From the start, director David Dubin shrewdly acknowledges that "The Boys in the Band" is an artifact from a time when "closet" primarily evoked something other than a place to hang one's garments.
The "boys," gathered for the 42nd birthday of one of their own, are all out -- at least among each other. But an interloper throws everyone's equilibrium into such disarray that their comfort zone is reduced to a fig leaf.
It's not part of the script of Mart Crowley's 1968 drama credited with stoking courage mustered in the Stonewall uprising a year later, but Studio Theatre's "Boys in the Band" opens with the silhouetted image of a nonagenarian listening to news of the Supreme Court decision on same-sex marriage, devolving in reverse order through the AIDS epidemic and Archie Bunker homophobia.
So when Michael greets his first guest, we feel the tension of history, not unlike that of "Selma" and the civil rights movement against racism. While coming out is still an important issue for individuals, it no longer carries debilitating social and economic consequences in much of the civilized world. So why does this play still matter? Because if gay men and women can be denied basic rights -- as recently as last month -- all liberties are threatened.

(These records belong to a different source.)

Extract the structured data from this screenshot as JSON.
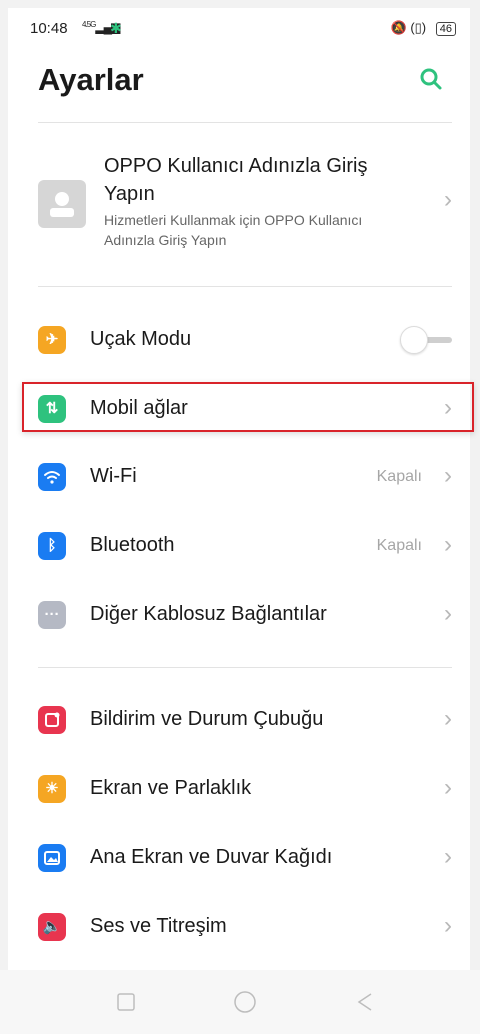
{
  "status_bar": {
    "time": "10:48",
    "network": "4.5G",
    "battery": "46"
  },
  "header": {
    "title": "Ayarlar",
    "search_icon": "search-icon"
  },
  "account": {
    "title": "OPPO Kullanıcı Adınızla Giriş Yapın",
    "subtitle": "Hizmetleri Kullanmak için OPPO Kullanıcı Adınızla Giriş Yapın"
  },
  "settings": [
    {
      "label": "Uçak Modu",
      "icon": "airplane-icon",
      "color": "#f5a623",
      "toggle": false
    },
    {
      "label": "Mobil ağlar",
      "icon": "mobile-data-icon",
      "color": "#2ec27e"
    },
    {
      "label": "Wi-Fi",
      "icon": "wifi-icon",
      "color": "#1a7cf2",
      "value": "Kapalı"
    },
    {
      "label": "Bluetooth",
      "icon": "bluetooth-icon",
      "color": "#1a7cf2",
      "value": "Kapalı"
    },
    {
      "label": "Diğer Kablosuz Bağlantılar",
      "icon": "more-icon",
      "color": "#b5b9c4"
    },
    {
      "label": "Bildirim ve Durum Çubuğu",
      "icon": "notification-icon",
      "color": "#e8354f"
    },
    {
      "label": "Ekran ve Parlaklık",
      "icon": "brightness-icon",
      "color": "#f5a623"
    },
    {
      "label": "Ana Ekran ve Duvar Kağıdı",
      "icon": "wallpaper-icon",
      "color": "#1a7cf2"
    },
    {
      "label": "Ses ve Titreşim",
      "icon": "sound-icon",
      "color": "#e8354f"
    }
  ],
  "colors": {
    "accent": "#2ec27e",
    "highlight": "#d9232a"
  }
}
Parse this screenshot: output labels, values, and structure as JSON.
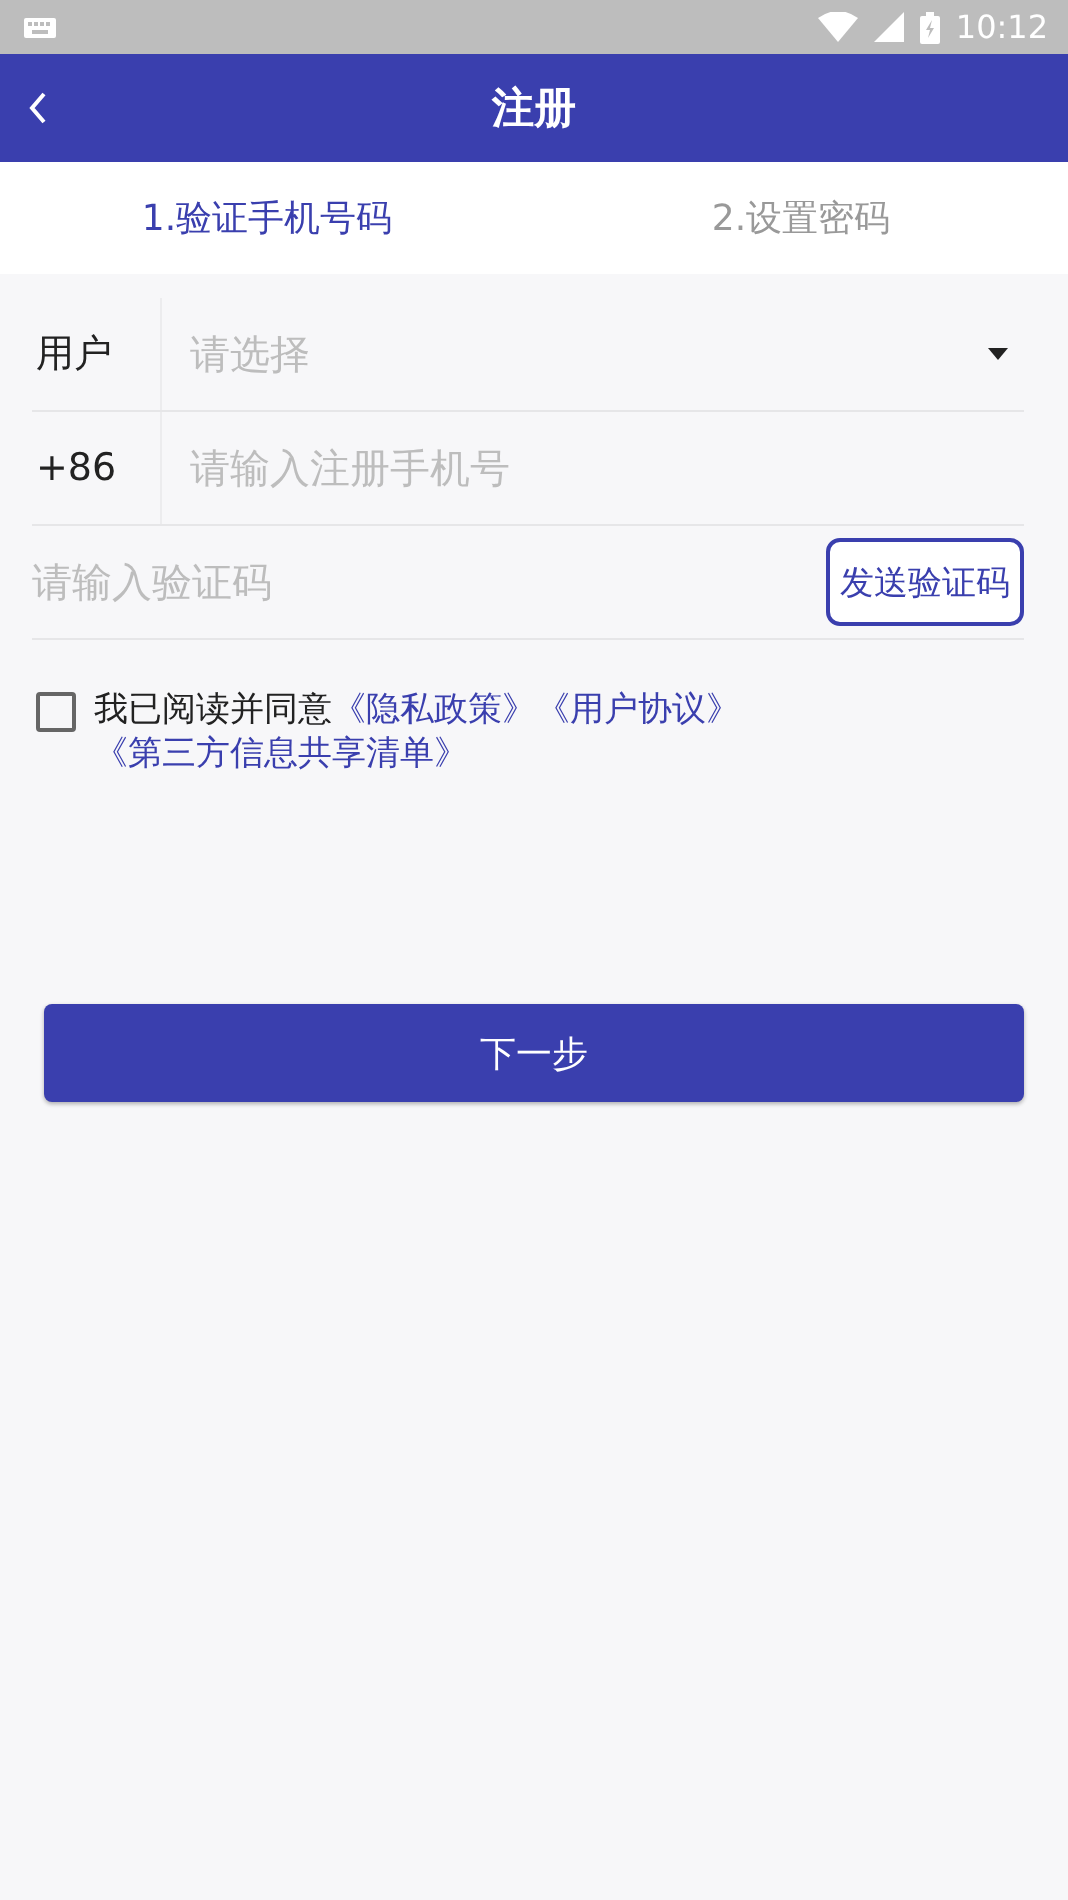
{
  "status_bar": {
    "time": "10:12"
  },
  "header": {
    "title": "注册"
  },
  "steps": [
    {
      "label": "1.验证手机号码",
      "selected": true
    },
    {
      "label": "2.设置密码",
      "selected": false
    }
  ],
  "form": {
    "user_type": {
      "label": "用户",
      "placeholder": "请选择"
    },
    "phone": {
      "prefix": "+86",
      "placeholder": "请输入注册手机号"
    },
    "code": {
      "placeholder": "请输入验证码",
      "button": "发送验证码"
    }
  },
  "agreement": {
    "checked": false,
    "text": "我已阅读并同意",
    "links": [
      "《隐私政策》",
      "《用户协议》",
      "《第三方信息共享清单》"
    ]
  },
  "submit": "下一步"
}
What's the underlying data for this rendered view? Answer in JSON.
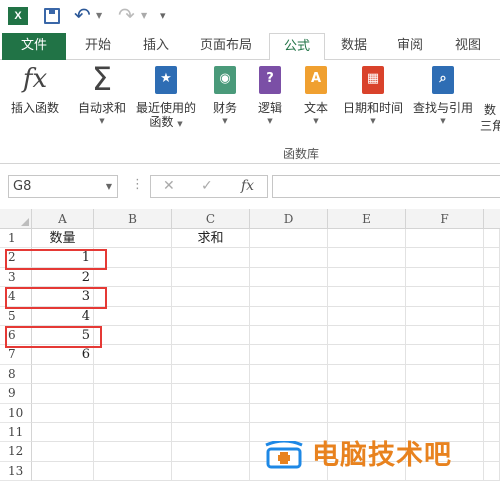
{
  "qat": {
    "app_logo": "X",
    "save_icon": "save-icon",
    "undo_icon": "undo-icon",
    "redo_icon": "redo-icon"
  },
  "tabs": [
    "文件",
    "开始",
    "插入",
    "页面布局",
    "公式",
    "数据",
    "审阅",
    "视图"
  ],
  "active_tab": "公式",
  "ribbon": {
    "buttons": [
      {
        "label": "插入函数",
        "icon": "fx-icon"
      },
      {
        "label": "自动求和",
        "icon": "sigma-icon",
        "dropdown": true
      },
      {
        "label": "最近使用的",
        "label2": "函数",
        "icon": "star-book-icon",
        "dropdown": true
      },
      {
        "label": "财务",
        "icon": "coins-book-icon",
        "dropdown": true
      },
      {
        "label": "逻辑",
        "icon": "question-book-icon",
        "dropdown": true
      },
      {
        "label": "文本",
        "icon": "text-book-icon",
        "dropdown": true
      },
      {
        "label": "日期和时间",
        "icon": "calendar-book-icon",
        "dropdown": true
      },
      {
        "label": "查找与引用",
        "icon": "search-book-icon",
        "dropdown": true
      },
      {
        "label": "数",
        "label2": "三角",
        "icon": "math-book-icon"
      }
    ],
    "group_label": "函数库"
  },
  "formula_bar": {
    "name_box": "G8",
    "cancel": "✕",
    "enter": "✓",
    "fx": "fx",
    "value": ""
  },
  "sheet": {
    "columns": [
      "A",
      "B",
      "C",
      "D",
      "E",
      "F"
    ],
    "rows": [
      "1",
      "2",
      "3",
      "4",
      "5",
      "6",
      "7",
      "8",
      "9",
      "10",
      "11",
      "12",
      "13"
    ],
    "cells": {
      "A1": "数量",
      "C1": "求和",
      "A2": "1",
      "A3": "2",
      "A4": "3",
      "A5": "4",
      "A6": "5",
      "A7": "6"
    },
    "highlight_color": "#e53935"
  },
  "watermark": {
    "text": "电脑技术吧",
    "color": "#e8821e"
  }
}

Michael, played by Joe Marshall with the simmering self-loathing of an ex-virgin who regrets surrender to an unworthy suitor, finds himself torn between true identity and public denial. Just after his former lover (argumentative Jeff Greene) arrives, Michael takes a call from his straight roommate from college. Allan (uptight Angelo DiBiase) remains determinedly clueless when he arrives at this boys-only party -- understated gay-centric set by Erick Creegan -- featuring a cowboy prostitute (Robbie Dema). Harold (audacious Michael Harrison Carlin), whose birthday is celebrated, spells it out for Allan. The next "straightest" guy in the room (Eugene Gamblin) is married, but lives with his promiscuous lover (George Ghossn). Ryan Nolin as Emory, the outlandish queen, is so exasperated at Allan's dimness that he wields cross-gender pronouns like a saber. Josh Bellinger adds a laid-back presence in that his character is accustomed to discrimination -- racially.
While the boys may lack harmony, they don't lack authenticity. To see how they've progressed, Studio presents staged readings of Crowley's quarter-century-later sequel, "The Men in the Band," July 31-Aug. 2. One of them has died.
WHEN | WHERE 8 p.m. Fridays and Saturdays, 2:30 p.m. Sundays, through July 26, Studio Theatre, 141 S. Wellwood Ave., Lindenhurst
TICKETS $25; 631-226-8400, studiotheatreli.com